(Bloomberg) -- Former Microsoft Corp. Chief Executive Officer Steve Ballmer is backing a project to give schools and social service workers technology to find and predict when kids need help like food aid, after-school care and tutoring.
Ballmer and his wife Connie, who together founded the Ballmer Group to fight poverty among children and families, are investing $59 million over five years for a stake in Austin-based Social Solutions, which is owned by Vista Equity Partners. The cash will help fund the software developer and set up projects in 20 cities that will connect the company’s Apricot software to school data on things like attendance and grades.
The software is similar to the kind of customer-management programs that companies like Salesforce.com and Microsoft Corp. sell to corporate clients, but it’s designed to help school officials and social workers provide services to kids, Ballmer said. Salesforce’s philanthropic arm is also working on a similar program, Ballmer said.
“You want to do analytics like ‘OK, what is it we should do to help this kid? Or how do we help this family help this kid,’” Ballmer said in an interview. Many government agencies still use paper, files and Post-It notes, or software programs that can’t talk to schools, other agencies or charity organizations. Ballmer smoothed out a blueprint-sized piece of paper that’s a diagram of what he saw on the wall at the local King County Department of Mental Health—hundreds of sticky notes in a variety of colors tracking things like different types of programs for various ages.

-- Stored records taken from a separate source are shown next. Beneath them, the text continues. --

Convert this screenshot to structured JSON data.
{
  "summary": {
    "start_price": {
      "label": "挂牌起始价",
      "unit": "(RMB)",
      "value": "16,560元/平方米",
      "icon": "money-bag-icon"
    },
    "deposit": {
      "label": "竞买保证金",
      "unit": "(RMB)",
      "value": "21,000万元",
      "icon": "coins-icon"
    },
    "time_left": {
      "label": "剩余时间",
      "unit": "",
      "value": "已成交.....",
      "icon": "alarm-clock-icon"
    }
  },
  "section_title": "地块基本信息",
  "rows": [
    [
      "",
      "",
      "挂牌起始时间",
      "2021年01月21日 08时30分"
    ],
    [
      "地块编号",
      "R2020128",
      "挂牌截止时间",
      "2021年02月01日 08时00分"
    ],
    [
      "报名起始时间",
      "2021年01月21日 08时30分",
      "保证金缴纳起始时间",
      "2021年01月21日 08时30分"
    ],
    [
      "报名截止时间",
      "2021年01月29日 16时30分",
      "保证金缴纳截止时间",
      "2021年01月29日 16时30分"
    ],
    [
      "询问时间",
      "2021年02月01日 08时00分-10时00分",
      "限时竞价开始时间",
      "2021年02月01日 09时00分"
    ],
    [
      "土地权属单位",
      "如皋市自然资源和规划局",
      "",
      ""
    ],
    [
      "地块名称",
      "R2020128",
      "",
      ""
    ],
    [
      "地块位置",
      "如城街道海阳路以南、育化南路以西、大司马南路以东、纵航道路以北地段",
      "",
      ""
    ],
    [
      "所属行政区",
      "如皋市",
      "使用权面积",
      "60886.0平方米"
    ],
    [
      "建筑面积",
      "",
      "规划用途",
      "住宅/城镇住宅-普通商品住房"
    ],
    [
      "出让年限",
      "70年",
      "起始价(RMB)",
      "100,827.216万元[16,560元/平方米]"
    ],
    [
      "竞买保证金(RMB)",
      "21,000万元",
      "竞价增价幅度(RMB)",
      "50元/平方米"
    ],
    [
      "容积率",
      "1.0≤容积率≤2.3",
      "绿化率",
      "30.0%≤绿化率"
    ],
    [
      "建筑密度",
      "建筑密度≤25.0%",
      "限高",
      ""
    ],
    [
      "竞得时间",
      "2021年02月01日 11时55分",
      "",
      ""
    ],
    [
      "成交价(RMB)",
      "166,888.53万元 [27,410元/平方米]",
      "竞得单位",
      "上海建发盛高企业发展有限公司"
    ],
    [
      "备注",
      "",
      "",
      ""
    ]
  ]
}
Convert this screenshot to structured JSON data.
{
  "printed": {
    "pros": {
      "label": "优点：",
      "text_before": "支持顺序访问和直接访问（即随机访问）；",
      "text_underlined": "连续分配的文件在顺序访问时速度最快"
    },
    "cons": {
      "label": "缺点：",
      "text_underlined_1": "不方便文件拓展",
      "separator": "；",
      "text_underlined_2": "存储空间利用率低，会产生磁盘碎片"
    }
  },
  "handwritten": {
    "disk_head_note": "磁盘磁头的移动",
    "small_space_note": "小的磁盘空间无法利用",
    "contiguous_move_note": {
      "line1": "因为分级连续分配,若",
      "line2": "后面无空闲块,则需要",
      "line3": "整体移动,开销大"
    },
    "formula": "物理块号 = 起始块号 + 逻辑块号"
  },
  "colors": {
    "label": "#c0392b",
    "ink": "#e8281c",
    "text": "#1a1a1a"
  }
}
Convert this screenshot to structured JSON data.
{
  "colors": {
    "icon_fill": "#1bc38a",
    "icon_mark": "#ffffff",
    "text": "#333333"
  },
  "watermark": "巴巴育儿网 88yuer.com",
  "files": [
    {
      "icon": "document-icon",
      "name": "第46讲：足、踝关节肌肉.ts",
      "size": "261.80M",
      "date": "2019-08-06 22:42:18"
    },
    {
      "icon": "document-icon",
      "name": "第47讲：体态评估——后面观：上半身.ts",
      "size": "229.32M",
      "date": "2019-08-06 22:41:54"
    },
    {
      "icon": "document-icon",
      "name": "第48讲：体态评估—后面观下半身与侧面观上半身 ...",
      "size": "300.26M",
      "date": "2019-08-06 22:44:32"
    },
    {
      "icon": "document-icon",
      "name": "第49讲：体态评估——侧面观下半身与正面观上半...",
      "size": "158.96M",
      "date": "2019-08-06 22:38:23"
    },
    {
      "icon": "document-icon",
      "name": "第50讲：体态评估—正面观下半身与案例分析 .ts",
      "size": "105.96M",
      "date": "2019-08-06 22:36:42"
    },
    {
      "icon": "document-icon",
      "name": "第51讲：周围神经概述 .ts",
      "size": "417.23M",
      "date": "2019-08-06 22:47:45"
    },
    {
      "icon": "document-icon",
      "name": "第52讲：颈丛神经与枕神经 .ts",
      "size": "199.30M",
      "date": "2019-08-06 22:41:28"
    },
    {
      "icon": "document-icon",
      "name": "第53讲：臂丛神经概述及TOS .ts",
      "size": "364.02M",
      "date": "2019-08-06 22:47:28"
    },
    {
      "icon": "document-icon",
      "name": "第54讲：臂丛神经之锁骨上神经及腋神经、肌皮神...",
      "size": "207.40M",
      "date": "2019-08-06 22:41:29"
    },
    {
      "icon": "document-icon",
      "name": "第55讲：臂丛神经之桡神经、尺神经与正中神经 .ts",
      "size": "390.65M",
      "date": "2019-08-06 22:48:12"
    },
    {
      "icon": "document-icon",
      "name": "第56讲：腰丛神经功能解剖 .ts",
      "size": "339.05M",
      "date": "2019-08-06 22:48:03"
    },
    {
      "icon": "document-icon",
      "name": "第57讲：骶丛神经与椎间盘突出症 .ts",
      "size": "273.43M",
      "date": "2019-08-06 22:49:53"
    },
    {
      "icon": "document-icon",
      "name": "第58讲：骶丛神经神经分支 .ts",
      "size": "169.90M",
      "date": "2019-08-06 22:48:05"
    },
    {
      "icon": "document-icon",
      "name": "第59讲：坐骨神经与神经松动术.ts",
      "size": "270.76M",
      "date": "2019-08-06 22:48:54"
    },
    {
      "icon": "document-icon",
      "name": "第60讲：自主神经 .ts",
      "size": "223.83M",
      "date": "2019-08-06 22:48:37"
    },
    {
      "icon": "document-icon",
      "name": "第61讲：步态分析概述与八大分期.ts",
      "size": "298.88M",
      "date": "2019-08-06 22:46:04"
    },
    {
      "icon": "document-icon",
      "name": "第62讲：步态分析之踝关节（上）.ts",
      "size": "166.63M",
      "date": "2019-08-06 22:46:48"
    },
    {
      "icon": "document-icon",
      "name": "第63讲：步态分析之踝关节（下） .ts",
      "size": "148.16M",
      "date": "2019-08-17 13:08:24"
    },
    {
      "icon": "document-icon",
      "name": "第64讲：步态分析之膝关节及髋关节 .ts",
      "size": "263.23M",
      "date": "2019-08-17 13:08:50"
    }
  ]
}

Social Solutions’ Apricot can monitor school data and use algorithms to determine which students are doing well and may need accelerated programs and which students may be at risk for falling behind or dropping out. The software combs the resources available in local nonprofits and suggests services such as tutoring, after-school care or meal support.
“The software will be able to make recommendations and actually facilitate the referrals within the program,” said Social Solutions CEO Kristin Nimsger. Some of the company’s current Apricot customers include the Institute for Public School Initiatives at the University of Texas at Austin and the YMCA of Seattle.
The Ballmers are focusing their philanthropy on programs that provide chances to pull children and families out of poverty. However, to build this kind of software requires a for-profit company rather than donations to nonprofits, Steve Ballmer said.
In 2015, one year after Ballmer left Microsoft, Connie asked him to find a solution to an issue that had cropped up in an earlier project. She was part of a committee trying to bring technology to Washington State’s child welfare offices, replacing boxes of case files. The committee opted to build a bespoke software system called OLIVER and the Ballmers gave $9 million to fund it.
The good news: caseworkers from Seattle to Spokane loved it. The bad: because it was a custom system, broadening it to more agencies and adding more features had to be done from scratch as well. The price tag cited was $50 million to $200 million. To do it, “you were basically starting a software company,” Connie Ballmer said, so they pulled the plug. She asked Steve to find a better way now that nonprofits are spending some of their precious resources on technology.
“There’s just a lack of money in this sector,” Connie Ballmer said. “Ten years ago investing some of your incredibly precious money into data or tech would have been nice but nobody could afford it. Now it’s mission critical so they are making room for it.”
That led the Ballmers to the investment in Social Solutions, they said.